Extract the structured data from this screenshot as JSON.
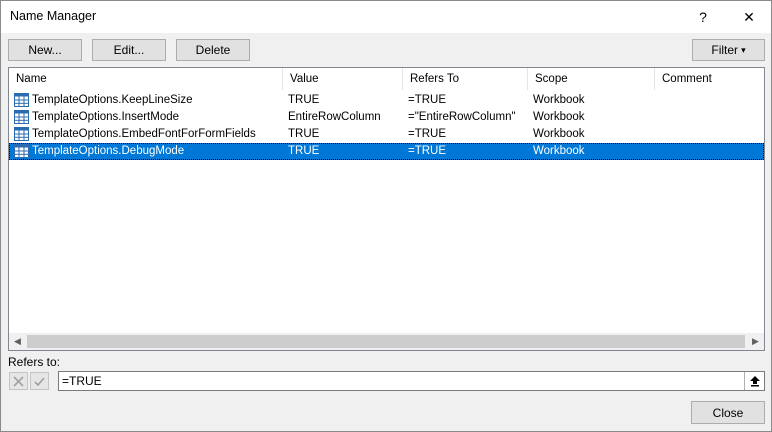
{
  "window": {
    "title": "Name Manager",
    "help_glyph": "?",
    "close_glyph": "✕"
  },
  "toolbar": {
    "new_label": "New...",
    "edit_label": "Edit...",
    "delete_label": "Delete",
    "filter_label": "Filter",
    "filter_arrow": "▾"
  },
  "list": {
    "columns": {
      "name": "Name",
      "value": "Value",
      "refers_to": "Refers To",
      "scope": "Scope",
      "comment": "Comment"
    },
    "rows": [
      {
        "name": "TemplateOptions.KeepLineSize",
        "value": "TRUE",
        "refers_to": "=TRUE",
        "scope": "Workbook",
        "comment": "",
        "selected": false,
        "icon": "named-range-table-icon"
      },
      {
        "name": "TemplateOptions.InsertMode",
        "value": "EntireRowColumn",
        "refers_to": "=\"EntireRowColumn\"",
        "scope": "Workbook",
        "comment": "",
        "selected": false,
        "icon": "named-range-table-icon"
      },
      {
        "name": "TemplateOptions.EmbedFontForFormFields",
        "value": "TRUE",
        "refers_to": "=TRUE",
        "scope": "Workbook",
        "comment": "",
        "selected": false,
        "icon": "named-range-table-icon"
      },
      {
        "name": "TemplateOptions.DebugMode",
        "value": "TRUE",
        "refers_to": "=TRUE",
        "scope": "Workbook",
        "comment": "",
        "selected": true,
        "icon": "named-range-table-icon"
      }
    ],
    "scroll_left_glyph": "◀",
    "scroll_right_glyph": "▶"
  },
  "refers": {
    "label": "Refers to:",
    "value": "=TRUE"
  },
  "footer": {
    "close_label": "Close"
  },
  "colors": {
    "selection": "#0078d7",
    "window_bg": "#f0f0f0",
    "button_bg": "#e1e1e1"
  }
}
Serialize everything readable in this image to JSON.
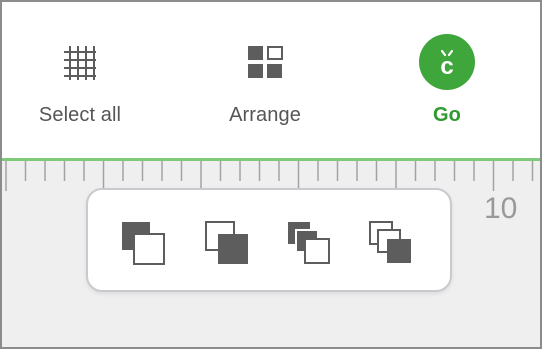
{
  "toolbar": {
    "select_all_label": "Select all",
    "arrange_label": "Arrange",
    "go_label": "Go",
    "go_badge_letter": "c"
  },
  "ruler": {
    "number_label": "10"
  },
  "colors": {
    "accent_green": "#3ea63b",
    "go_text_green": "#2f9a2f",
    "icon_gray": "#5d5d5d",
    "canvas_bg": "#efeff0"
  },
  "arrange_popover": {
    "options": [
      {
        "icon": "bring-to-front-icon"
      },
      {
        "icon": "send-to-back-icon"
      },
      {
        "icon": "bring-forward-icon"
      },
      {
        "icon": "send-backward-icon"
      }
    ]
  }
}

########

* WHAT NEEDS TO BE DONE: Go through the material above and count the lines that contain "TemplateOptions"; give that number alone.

* SOLUTION TO THE PROBLEM: 4